The end of the new normal? Reviewing risk assessments in light of recent government guidance.
Are your employees at a higher risk of contracting or transmitting COVID-19 at work than in the community? The government has released guidance indicating that this is the new threshold for mandating vaccination in a workplace.
As of Monday 4 April 2022, vaccines will no longer be mandated for workers in the education, police and defence sectors. This, alongside contact tracing being dropped, may mark the end of the “new normal”. But what does it mean for employers who have carried out their own risk assessments and decided that their employees must be vaccinated in order to mitigate the risk of COVID-19, and satisfy their obligations under the Health and Safety Act 2015 (Act)?
Public health advice
The public health justification behind the government retaining some mandates is that workers in those areas (health/disability, border/MIQ and prison sectors) are at a higher risk of contracting and transmitting COVID-19 while at work than they are in the community.
The government has stated that this should be the starting point for employers when assessing the risk posed by COVID-19 to their workplace. The following factors have been released to help determine whether the risk at work is higher than in the community:

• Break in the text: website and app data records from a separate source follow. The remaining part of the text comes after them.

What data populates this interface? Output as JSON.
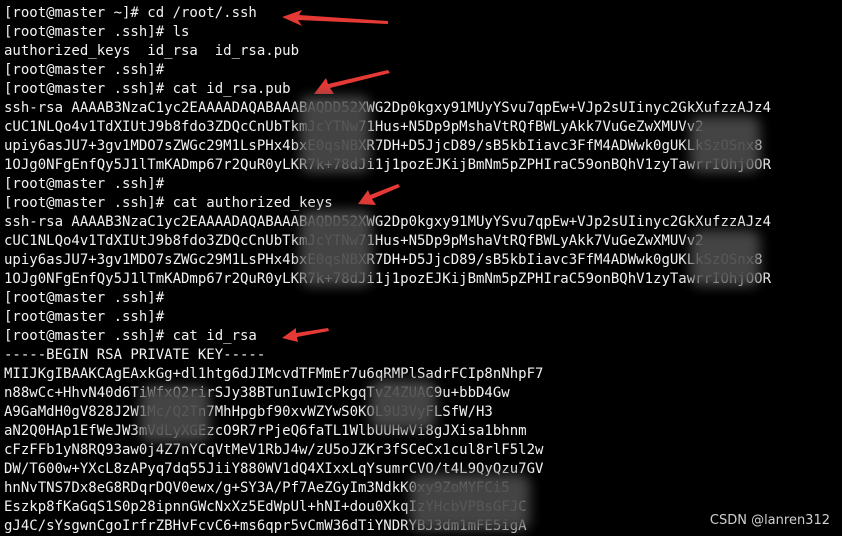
{
  "terminal": {
    "lines": [
      "[root@master ~]# cd /root/.ssh",
      "[root@master .ssh]# ls",
      "authorized_keys  id_rsa  id_rsa.pub",
      "[root@master .ssh]#",
      "[root@master .ssh]# cat id_rsa.pub",
      "ssh-rsa AAAAB3NzaC1yc2EAAAADAQABAAABAQDD52XWG2Dp0kgxy91MUyYSvu7qpEw+VJp2sUIinyc2GkXufzzAJz4",
      "cUC1NLQo4v1TdXIUtJ9b8fdo3ZDQcCnUbTkmJcYTNw71Hus+N5Dp9pMshaVtRQfBWLyAkk7VuGeZwXMUVv2",
      "upiy6asJU7+3gv1MDO7sZWGc29M1LsPHx4bxE0qsNBXR7DH+D5JjcD89/sB5kbIiavc3FfM4ADWwk0gUKLkSzOSnx8",
      "1OJg0NFgEnfQy5J1lTmKADmp67r2QuR0yLKR7k+78dJi1j1pozEJKijBmNm5pZPHIraC59onBQhV1zyTawrrIOhjOOR",
      "[root@master .ssh]#",
      "[root@master .ssh]# cat authorized_keys",
      "ssh-rsa AAAAB3NzaC1yc2EAAAADAQABAAABAQDD52XWG2Dp0kgxy91MUyYSvu7qpEw+VJp2sUIinyc2GkXufzzAJz4",
      "cUC1NLQo4v1TdXIUtJ9b8fdo3ZDQcCnUbTkmJcYTNw71Hus+N5Dp9pMshaVtRQfBWLyAkk7VuGeZwXMUVv2",
      "upiy6asJU7+3gv1MDO7sZWGc29M1LsPHx4bxE0qsNBXR7DH+D5JjcD89/sB5kbIiavc3FfM4ADWwk0gUKLkSzOSnx8",
      "1OJg0NFgEnfQy5J1lTmKADmp67r2QuR0yLKR7k+78dJi1j1pozEJKijBmNm5pZPHIraC59onBQhV1zyTawrrIOhjOOR",
      "[root@master .ssh]#",
      "[root@master .ssh]#",
      "[root@master .ssh]# cat id_rsa",
      "-----BEGIN RSA PRIVATE KEY-----",
      "MIIJKgIBAAKCAgEAxkGg+dl1htg6dJIMcvdTFMmEr7u6qRMPlSadrFCIp8nNhpF7",
      "n88wCc+HhvN40d6TiWfxQ2rirSJy38BTunIuwIcPkgqTvZ4ZUAC9u+bbD4Gw",
      "A9GaMdH0gV828J2W1Mc/Q2Tn7MhHpgbf90xvWZYwS0KOL9U3VyFLSfW/H3",
      "aN2Q0HAp1EfWeJW3mVdLyXGEzcO9R7rPjeQ6faTL1WlbUUHwVi8gJXisa1bhnm",
      "cFzFFb1yN8RQ93aw0j4Z7nYCqVtMeV1RbJ4w/zU5oJZKr3fSCeCx1cul8rlF5l2w",
      "DW/T600w+YXcL8zAPyq7dq55JiiY880WV1dQ4XIxxLqYsumrCVO/t4L9QyQzu7GV",
      "hnNvTNS7Dx8eG8RDqrDQV0ewx/g+SY3A/Pf7AeZGyIm3NdkK0xy9ZoMYFCi5",
      "Eszkp8fKaGqS1S0p28ipnnGWcNxXz5EdWpUl+hNI+dou0XkqIzYHcbVPBsGFJC",
      "gJ4C/sYsgwnCgoIrfrZBHvFcvC6+ms6qpr5vCmW36dTiYNDRYBJ3dm1mFE5igA"
    ],
    "background_color": "#000000",
    "text_color": "#f2f2f2"
  },
  "annotation": {
    "arrow_color": "#e53935",
    "mask_color": "#4a4a4a"
  },
  "watermark": {
    "text": "CSDN @lanren312"
  }
}
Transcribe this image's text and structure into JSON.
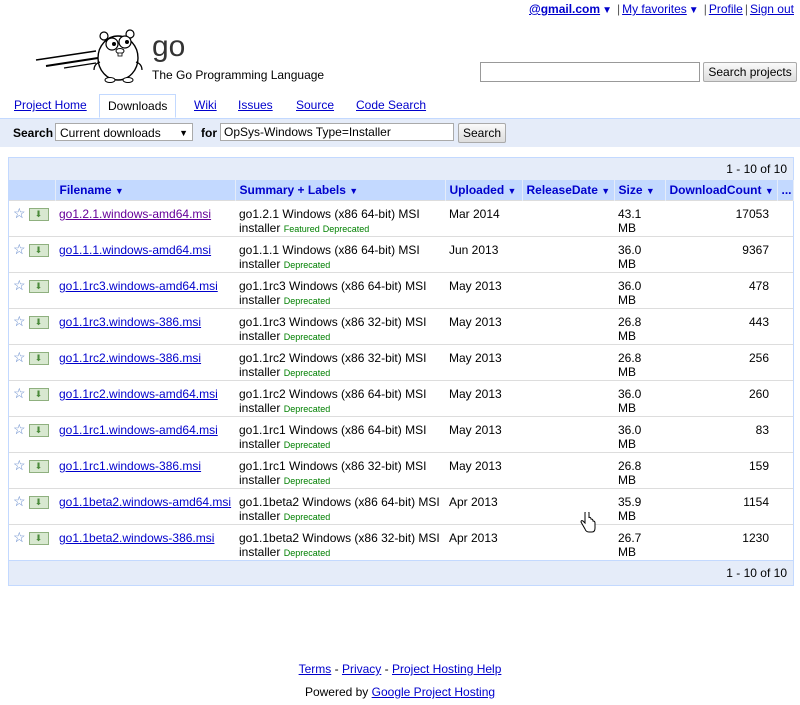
{
  "account": {
    "email": "@gmail.com",
    "favorites": "My favorites",
    "profile": "Profile",
    "signout": "Sign out",
    "sep": "|"
  },
  "project": {
    "name": "go",
    "summary": "The Go Programming Language",
    "search_button": "Search projects"
  },
  "tabs": [
    {
      "label": "Project Home",
      "active": false
    },
    {
      "label": "Downloads",
      "active": true
    },
    {
      "label": "Wiki",
      "active": false
    },
    {
      "label": "Issues",
      "active": false
    },
    {
      "label": "Source",
      "active": false
    },
    {
      "label": "Code Search",
      "active": false
    }
  ],
  "search": {
    "label": "Search",
    "scope": "Current downloads",
    "for_label": "for",
    "query": "OpSys-Windows Type=Installer",
    "button": "Search"
  },
  "pagination": "1 - 10 of 10",
  "columns": [
    "Filename",
    "Summary + Labels",
    "Uploaded",
    "ReleaseDate",
    "Size",
    "DownloadCount",
    "..."
  ],
  "rows": [
    {
      "filename": "go1.2.1.windows-amd64.msi",
      "summary_1": "go1.2.1 Windows (x86 64-bit) MSI",
      "summary_2": "installer",
      "labels": [
        "Featured",
        "Deprecated"
      ],
      "uploaded": "Mar 2014",
      "release": "",
      "size": "43.1 MB",
      "count": "17053"
    },
    {
      "filename": "go1.1.1.windows-amd64.msi",
      "summary_1": "go1.1.1 Windows (x86 64-bit) MSI",
      "summary_2": "installer",
      "labels": [
        "Deprecated"
      ],
      "uploaded": "Jun 2013",
      "release": "",
      "size": "36.0 MB",
      "count": "9367"
    },
    {
      "filename": "go1.1rc3.windows-amd64.msi",
      "summary_1": "go1.1rc3 Windows (x86 64-bit) MSI",
      "summary_2": "installer",
      "labels": [
        "Deprecated"
      ],
      "uploaded": "May 2013",
      "release": "",
      "size": "36.0 MB",
      "count": "478"
    },
    {
      "filename": "go1.1rc3.windows-386.msi",
      "summary_1": "go1.1rc3 Windows (x86 32-bit) MSI",
      "summary_2": "installer",
      "labels": [
        "Deprecated"
      ],
      "uploaded": "May 2013",
      "release": "",
      "size": "26.8 MB",
      "count": "443"
    },
    {
      "filename": "go1.1rc2.windows-386.msi",
      "summary_1": "go1.1rc2 Windows (x86 32-bit) MSI",
      "summary_2": "installer",
      "labels": [
        "Deprecated"
      ],
      "uploaded": "May 2013",
      "release": "",
      "size": "26.8 MB",
      "count": "256"
    },
    {
      "filename": "go1.1rc2.windows-amd64.msi",
      "summary_1": "go1.1rc2 Windows (x86 64-bit) MSI",
      "summary_2": "installer",
      "labels": [
        "Deprecated"
      ],
      "uploaded": "May 2013",
      "release": "",
      "size": "36.0 MB",
      "count": "260"
    },
    {
      "filename": "go1.1rc1.windows-amd64.msi",
      "summary_1": "go1.1rc1 Windows (x86 64-bit) MSI",
      "summary_2": "installer",
      "labels": [
        "Deprecated"
      ],
      "uploaded": "May 2013",
      "release": "",
      "size": "36.0 MB",
      "count": "83"
    },
    {
      "filename": "go1.1rc1.windows-386.msi",
      "summary_1": "go1.1rc1 Windows (x86 32-bit) MSI",
      "summary_2": "installer",
      "labels": [
        "Deprecated"
      ],
      "uploaded": "May 2013",
      "release": "",
      "size": "26.8 MB",
      "count": "159"
    },
    {
      "filename": "go1.1beta2.windows-amd64.msi",
      "summary_1": "go1.1beta2 Windows (x86 64-bit) MSI",
      "summary_2": "installer",
      "labels": [
        "Deprecated"
      ],
      "uploaded": "Apr 2013",
      "release": "",
      "size": "35.9 MB",
      "count": "1154"
    },
    {
      "filename": "go1.1beta2.windows-386.msi",
      "summary_1": "go1.1beta2 Windows (x86 32-bit) MSI",
      "summary_2": "installer",
      "labels": [
        "Deprecated"
      ],
      "uploaded": "Apr 2013",
      "release": "",
      "size": "26.7 MB",
      "count": "1230"
    }
  ],
  "footer": {
    "terms": "Terms",
    "privacy": "Privacy",
    "help": "Project Hosting Help",
    "dash": "-",
    "powered_by": "Powered by",
    "hosting": "Google Project Hosting"
  },
  "colors": {
    "tab_border": "#c3d9ff",
    "search_bg": "#e5ecf9",
    "link": "#0000cc",
    "label_green": "#008000"
  }
}
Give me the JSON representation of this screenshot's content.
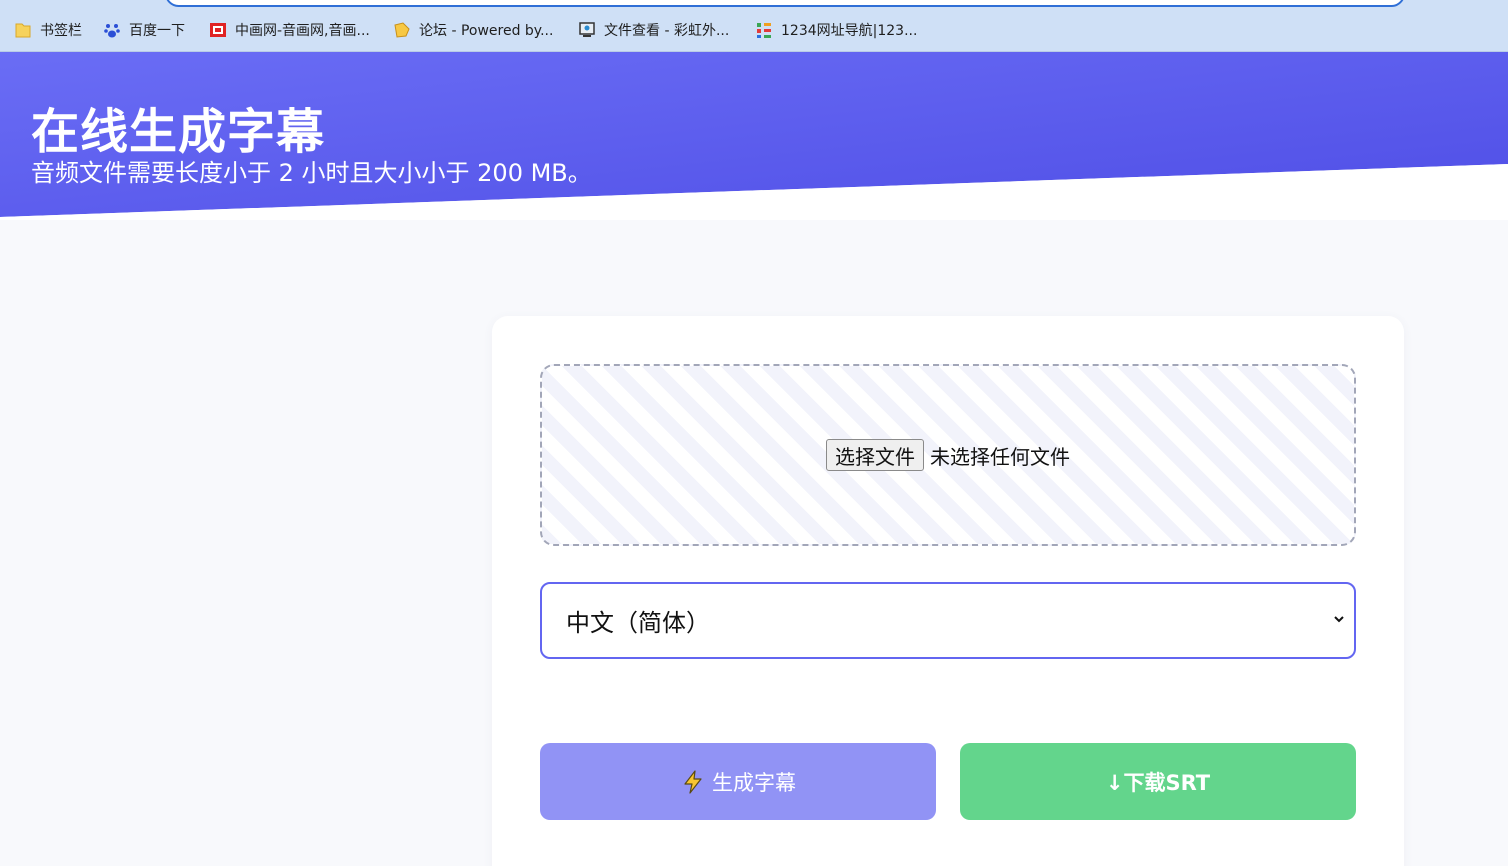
{
  "bookmarks": [
    {
      "label": "书签栏",
      "icon": "folder-icon"
    },
    {
      "label": "百度一下",
      "icon": "baidu-paw-icon"
    },
    {
      "label": "中画网-音画网,音画...",
      "icon": "red-site-icon"
    },
    {
      "label": "论坛 - Powered by...",
      "icon": "forum-icon"
    },
    {
      "label": "文件查看 - 彩虹外...",
      "icon": "file-view-icon"
    },
    {
      "label": "1234网址导航|123...",
      "icon": "nav-icon"
    }
  ],
  "header": {
    "title": "在线生成字幕",
    "subtitle": "音频文件需要长度小于 2 小时且大小小于 200 MB。"
  },
  "upload": {
    "button_label": "选择文件",
    "status": "未选择任何文件"
  },
  "language_select": {
    "selected": "中文（简体）"
  },
  "actions": {
    "generate_label": "生成字幕",
    "download_label": "↓下载SRT"
  },
  "colors": {
    "header_gradient_start": "#6a6df5",
    "header_gradient_end": "#4f4ee6",
    "accent": "#6366f1",
    "generate_button": "#9193f5",
    "download_button": "#63d58c"
  }
}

- Is there a greater risk of the worker being exposed to new variants at work than in the community?
- Does the worker regularly, as part of their work, interact with people who are at greater risk of severe illness should they contract COVID-19?
- Does the worker regularly interact with people who are less likely to be vaccinated against COVID-19?
- Does the worker work in a confined indoor space (of less than 100m2) and involve close and sustained interactions with others (i.e. closer than 1m distance, for periods of more than 15 continuous minutes)?
Risk assessment review
The government has stated that in light of this guidance “employers should review their workplace health and safety risk assessments”. On a practical level, what does this mean and what is involved?
The first step of carrying out a risk assessment is to look at the new starting point: is an employee at a higher risk from COVID-19 at work than in the community? If the answer is no, then requiring them to be vaccinated is now unlikely to be justified. If there are other strong considerations pointing towards vaccination, for example, if employees are concerned about affecting immunocompromised family members, explore these through the risk assessment.
If the answer is yes, then vaccination may be justified and the risk assessment should proceed.
When carrying out a risk assessment an employer should look at the controls that are available to mitigate the risk of COVID-19 (such as masks, physical distancing, or the use of RAT tests) and assess whether these are enough to satisfy its obligations under the Act.
The general principles applying to risk assessments remain the same: a risk assessment should be role specific, it should take into account the circumstances of individual employees and employees should be consulted as part of the process and on the outcome.
The government has significantly raised the threshold for requiring an employee be vaccinated based on health and safety grounds. It is expected that this will cause a significant drop in mandatory vaccination within workplaces across the country. When reviewing risk assessments and the flow on effects, it is important to remember that employment obligations, including good faith, still apply. These should be kept in mind when implementing any change in the workplace.
Risk assessments are not a tool that can be completed once, and then left to collect dust until they need to be relied on. They are living documents and recent guidance is a timely reminder that they should be reviewed and updated in light of new information or guidance, especially considering the fluid nature of the issues COVID-19 presents.
If you want specific guidance on reviewing or conducting a risk assessment, or general advice please contact one of our employment and health and safety experts.
Disclaimer: The content of this article is general in nature and not intended as a substitute for specific professional advice on any matter and should not be relied upon for that purpose.